Defining Engagement: Japan and Global Contexts, 1640–1868 (review)

Defining Engagement: Japan and Global Contexts, 1640–1868 (review) Review Section Defining Engagement: Japan and Global Contexts, 1640­1868. By Robert I. Hellyer. Harvard University Asia Center, Cambridge, Mass., 2009. xvi, 281 pages. $39.95. Reviewed by Mark Ravina Emory University This book is a welcome contribution to the growing literature on trade and diplomacy in early modern East Asia. Hellyer's research builds on the wellknown work of Arano Yasunori and Ronald Toby from the 1980s. They demonstrated that, contrary to the then-dominant interpretation, the shogunate did not establish a comprehensive isolationist policy (sakoku) in the 1630s. Rather, the "closed country" edicts of the early 1600s focused narrowly on specific problems, such as the danger of Christianity. The term sakoku itself did not appear until the 1800s, and before then the shogunate did not proscribe foreign contacts but sought to shape those contacts so as to enhance shogunal prestige and legitimacy. Once radical, the Arano-Toby thesis has become established wisdom and Hellyer refines it, adding his own insights. Hellyer looks at early modern trade and diplomacy from the perspective of two domains: Tsushima and Satsuma. He demonstrates elegantly that both domains chafed under shogunal oversight and deceived the Edo government in order to advance their local interests. The result http://www.deepdyve.com/assets/images/DeepDyve-Logo-lg.png The Journal of Japanese Studies Society for Japanese Studies
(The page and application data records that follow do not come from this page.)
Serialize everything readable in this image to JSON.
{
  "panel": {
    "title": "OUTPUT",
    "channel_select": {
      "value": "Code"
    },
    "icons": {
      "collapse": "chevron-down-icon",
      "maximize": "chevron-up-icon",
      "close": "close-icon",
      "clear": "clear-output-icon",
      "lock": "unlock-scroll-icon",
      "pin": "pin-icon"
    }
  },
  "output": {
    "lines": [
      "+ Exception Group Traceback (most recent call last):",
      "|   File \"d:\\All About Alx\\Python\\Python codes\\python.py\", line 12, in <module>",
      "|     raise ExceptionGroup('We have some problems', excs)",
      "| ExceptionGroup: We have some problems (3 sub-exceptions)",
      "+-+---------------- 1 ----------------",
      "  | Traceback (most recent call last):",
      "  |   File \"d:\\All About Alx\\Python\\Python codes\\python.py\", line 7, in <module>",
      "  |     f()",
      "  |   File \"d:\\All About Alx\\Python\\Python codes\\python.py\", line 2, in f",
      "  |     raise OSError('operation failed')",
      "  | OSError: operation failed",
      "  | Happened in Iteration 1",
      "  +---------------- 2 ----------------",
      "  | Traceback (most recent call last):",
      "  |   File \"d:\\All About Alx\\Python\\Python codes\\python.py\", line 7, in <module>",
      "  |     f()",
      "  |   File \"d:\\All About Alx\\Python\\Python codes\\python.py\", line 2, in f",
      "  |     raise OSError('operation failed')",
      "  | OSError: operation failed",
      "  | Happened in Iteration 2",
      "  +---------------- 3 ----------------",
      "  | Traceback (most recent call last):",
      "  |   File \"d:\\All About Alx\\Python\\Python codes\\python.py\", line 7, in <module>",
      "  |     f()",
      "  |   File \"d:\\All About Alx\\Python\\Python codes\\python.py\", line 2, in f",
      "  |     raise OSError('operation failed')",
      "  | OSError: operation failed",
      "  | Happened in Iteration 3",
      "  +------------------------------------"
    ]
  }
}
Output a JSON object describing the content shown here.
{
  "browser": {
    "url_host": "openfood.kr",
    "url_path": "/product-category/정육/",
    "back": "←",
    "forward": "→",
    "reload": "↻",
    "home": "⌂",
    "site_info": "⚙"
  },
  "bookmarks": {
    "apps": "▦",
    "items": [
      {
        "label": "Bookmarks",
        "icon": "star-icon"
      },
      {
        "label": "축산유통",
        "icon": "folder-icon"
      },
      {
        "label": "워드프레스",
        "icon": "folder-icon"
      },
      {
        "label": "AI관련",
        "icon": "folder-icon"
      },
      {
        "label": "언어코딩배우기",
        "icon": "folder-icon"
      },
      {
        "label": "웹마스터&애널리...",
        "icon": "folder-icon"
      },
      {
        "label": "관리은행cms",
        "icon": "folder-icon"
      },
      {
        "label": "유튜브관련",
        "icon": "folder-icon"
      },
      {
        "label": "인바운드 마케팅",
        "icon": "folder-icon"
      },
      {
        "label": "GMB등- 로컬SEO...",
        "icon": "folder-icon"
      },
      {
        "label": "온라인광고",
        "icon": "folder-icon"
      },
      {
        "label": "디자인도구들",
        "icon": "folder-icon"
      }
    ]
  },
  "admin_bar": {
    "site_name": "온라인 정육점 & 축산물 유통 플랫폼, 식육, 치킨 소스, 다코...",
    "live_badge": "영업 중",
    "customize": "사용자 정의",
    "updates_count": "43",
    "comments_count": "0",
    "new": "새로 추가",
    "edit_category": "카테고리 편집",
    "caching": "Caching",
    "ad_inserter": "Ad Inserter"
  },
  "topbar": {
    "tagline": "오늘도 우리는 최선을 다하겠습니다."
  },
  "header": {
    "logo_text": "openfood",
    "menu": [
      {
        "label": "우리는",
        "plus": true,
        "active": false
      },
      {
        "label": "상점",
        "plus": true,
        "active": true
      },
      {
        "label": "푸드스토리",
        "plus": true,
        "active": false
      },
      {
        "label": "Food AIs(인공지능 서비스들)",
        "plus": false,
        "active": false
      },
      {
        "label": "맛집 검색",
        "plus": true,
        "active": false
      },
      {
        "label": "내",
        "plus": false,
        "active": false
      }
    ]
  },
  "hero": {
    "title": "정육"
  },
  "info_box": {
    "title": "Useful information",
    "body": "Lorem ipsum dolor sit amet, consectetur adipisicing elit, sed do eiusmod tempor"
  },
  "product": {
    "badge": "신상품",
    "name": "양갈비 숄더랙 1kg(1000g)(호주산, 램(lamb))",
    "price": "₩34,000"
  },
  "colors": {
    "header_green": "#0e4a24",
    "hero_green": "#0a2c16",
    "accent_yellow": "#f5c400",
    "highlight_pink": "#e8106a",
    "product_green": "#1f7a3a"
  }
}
Defining Engagement: Japan and Global Contexts, 1640–1868 (review)

The Journal of Japanese Studies, Volume 38 (2) – Jul 14, 2012

Loading next page...
 
/lp/society-for-japanese-studies/defining-engagement-japan-and-global-contexts-1640-1868-review-fTnlBUTiH8
Publisher
Society for Japanese Studies
Copyright
Copyright © Society for Japanese Studies.
ISSN
1549-4721
Publisher site
See Article on Publisher Site

Abstract

Review Section Defining Engagement: Japan and Global Contexts, 1640­1868. By Robert I. Hellyer. Harvard University Asia Center, Cambridge, Mass., 2009. xvi, 281 pages. $39.95. Reviewed by Mark Ravina Emory University This book is a welcome contribution to the growing literature on trade and diplomacy in early modern East Asia. Hellyer's research builds on the wellknown work of Arano Yasunori and Ronald Toby from the 1980s. They demonstrated that, contrary to the then-dominant interpretation, the shogunate did not establish a comprehensive isolationist policy (sakoku) in the 1630s. Rather, the "closed country" edicts of the early 1600s focused narrowly on specific problems, such as the danger of Christianity. The term sakoku itself did not appear until the 1800s, and before then the shogunate did not proscribe foreign contacts but sought to shape those contacts so as to enhance shogunal prestige and legitimacy. Once radical, the Arano-Toby thesis has become established wisdom and Hellyer refines it, adding his own insights. Hellyer looks at early modern trade and diplomacy from the perspective of two domains: Tsushima and Satsuma. He demonstrates elegantly that both domains chafed under shogunal oversight and deceived the Edo government in order to advance their local interests. The result

Journal

The Journal of Japanese StudiesSociety for Japanese Studies

Published: Jul 14, 2012

There are no references for this article.

You’re reading a free preview. Subscribe to read the entire article.


DeepDyve is your
personal research library

It’s your single place to instantly
discover and read the research
that matters to you.

Enjoy affordable access to
over 18 million articles from more than
15,000 peer-reviewed journals.

All for just $49/month

Explore the DeepDyve Library

Search

Query the DeepDyve database, plus search all of PubMed and Google Scholar seamlessly

Organize

Save any article or search result from DeepDyve, PubMed, and Google Scholar... all in one place.

Access

Get unlimited, online access to over 18 million full-text articles from more than 15,000 scientific journals.

Your journals are on DeepDyve

Read from thousands of the leading scholarly journals from SpringerNature, Elsevier, Wiley-Blackwell, Oxford University Press and more.

All the latest content is available, no embargo periods.

See the journals in your area

DeepDyve

Freelancer

DeepDyve

Pro

Price

FREE

$49/month
$360/year

Save searches from
Google Scholar,
PubMed

Create folders to
organize your research

Export folders, citations

Read DeepDyve articles

Abstract access only

Unlimited access to over
18 million full-text articles

Print

20 pages / month

PDF Discount

20% off